REP. TULSI GABBARD (D-HAWAII): I think this is a bipartisan concern. It's a bipartisan concern for all of us to make sure that we keep the American people safe and specifically when we talk about this terminology, the use of Islamic extremism. Terminology and the use of this specific term is important because words are an expression of your feeling and your understanding. So as, for example, last night, the president came and talked to Congress about coming to request an authorization to use military force.
By his not using this term "Islamic extremism" and clearly identifying our enemies, it raised a whole host of questions in exactly what Congress will be authorizing? Who will we be targeting? Who is our enemy? And unless you understand who your enemy is, unless you clearly identify your enemy, then you cannot come up with a very effective strategy to defeat that enemy.

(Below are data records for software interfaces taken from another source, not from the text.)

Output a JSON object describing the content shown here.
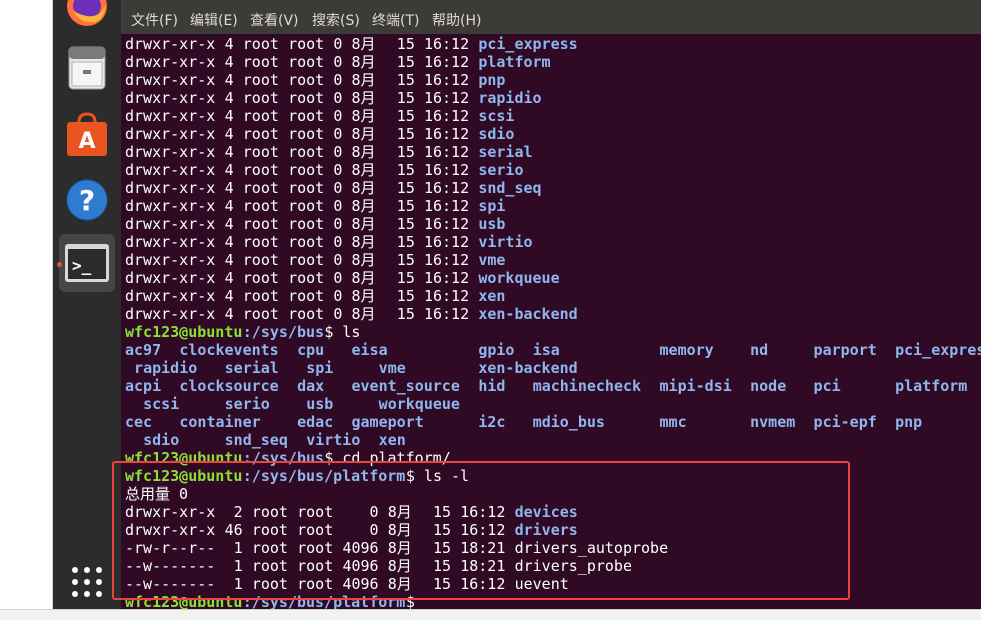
{
  "menu": [
    "文件(F)",
    "编辑(E)",
    "查看(V)",
    "搜索(S)",
    "终端(T)",
    "帮助(H)"
  ],
  "dock": {
    "items": [
      {
        "icon": "firefox-icon"
      },
      {
        "icon": "files-icon"
      },
      {
        "icon": "software-icon",
        "glyph": "A"
      },
      {
        "icon": "help-icon",
        "glyph": "?"
      },
      {
        "icon": "terminal-icon",
        "glyph": ">_"
      },
      {
        "icon": "show-apps-icon"
      }
    ]
  },
  "listing1": {
    "perm": "drwxr-xr-x",
    "links": "4",
    "owner": "root",
    "group": "root",
    "size": "0",
    "month": "8月",
    "day": "15",
    "time": "16:12",
    "names": [
      "pci_express",
      "platform",
      "pnp",
      "rapidio",
      "scsi",
      "sdio",
      "serial",
      "serio",
      "snd_seq",
      "spi",
      "usb",
      "virtio",
      "vme",
      "workqueue",
      "xen",
      "xen-backend"
    ]
  },
  "prompt1": {
    "user": "wfc123@ubuntu",
    "path": ":/sys/bus",
    "cmd": "$ ls"
  },
  "ls_grid": [
    [
      "ac97",
      "clockevents",
      "cpu",
      "eisa",
      "gpio",
      "isa",
      "memory",
      "nd",
      "parport",
      "pci_expres"
    ],
    [
      "rapidio",
      "serial",
      "spi",
      "vme",
      "xen-backend"
    ],
    [
      "acpi",
      "clocksource",
      "dax",
      "event_source",
      "hid",
      "machinecheck",
      "mipi-dsi",
      "node",
      "pci",
      "platform"
    ],
    [
      "scsi",
      "serio",
      "usb",
      "workqueue"
    ],
    [
      "cec",
      "container",
      "edac",
      "gameport",
      "i2c",
      "mdio_bus",
      "mmc",
      "nvmem",
      "pci-epf",
      "pnp"
    ],
    [
      "sdio",
      "snd_seq",
      "virtio",
      "xen"
    ]
  ],
  "prompt2": {
    "user": "wfc123@ubuntu",
    "path": ":/sys/bus",
    "cmd": "$ cd platform/"
  },
  "prompt3": {
    "user": "wfc123@ubuntu",
    "path": ":/sys/bus/platform",
    "cmd": "$ ls -l"
  },
  "total_line": "总用量 0",
  "listing2": [
    {
      "perm": "drwxr-xr-x",
      "links": " 2",
      "owner": "root",
      "group": "root",
      "size": "   0",
      "month": "8月",
      "day": "15",
      "time": "16:12",
      "name": "devices",
      "dir": true
    },
    {
      "perm": "drwxr-xr-x",
      "links": "46",
      "owner": "root",
      "group": "root",
      "size": "   0",
      "month": "8月",
      "day": "15",
      "time": "16:12",
      "name": "drivers",
      "dir": true
    },
    {
      "perm": "-rw-r--r--",
      "links": " 1",
      "owner": "root",
      "group": "root",
      "size": "4096",
      "month": "8月",
      "day": "15",
      "time": "18:21",
      "name": "drivers_autoprobe",
      "dir": false
    },
    {
      "perm": "--w-------",
      "links": " 1",
      "owner": "root",
      "group": "root",
      "size": "4096",
      "month": "8月",
      "day": "15",
      "time": "18:21",
      "name": "drivers_probe",
      "dir": false
    },
    {
      "perm": "--w-------",
      "links": " 1",
      "owner": "root",
      "group": "root",
      "size": "4096",
      "month": "8月",
      "day": "15",
      "time": "16:12",
      "name": "uevent",
      "dir": false
    }
  ],
  "prompt4": {
    "user": "wfc123@ubuntu",
    "path": ":/sys/bus/platform",
    "cmd": "$"
  },
  "colors": {
    "terminal_bg": "#300a24",
    "dir_blue": "#8fb6ee",
    "prompt_green": "#8ae234",
    "highlight_red": "#e8453c"
  }
}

This is what's giving me great concern as we look specifically at this authorization but also as we look at this overall issue of how do we defeat this threat of Islamic extremism that's not just occurring in the Middle East, that isn't just about this one group called ISIS or another group called al Qaeda, it's a much larger war really that is as much an ideological war as it is a military war.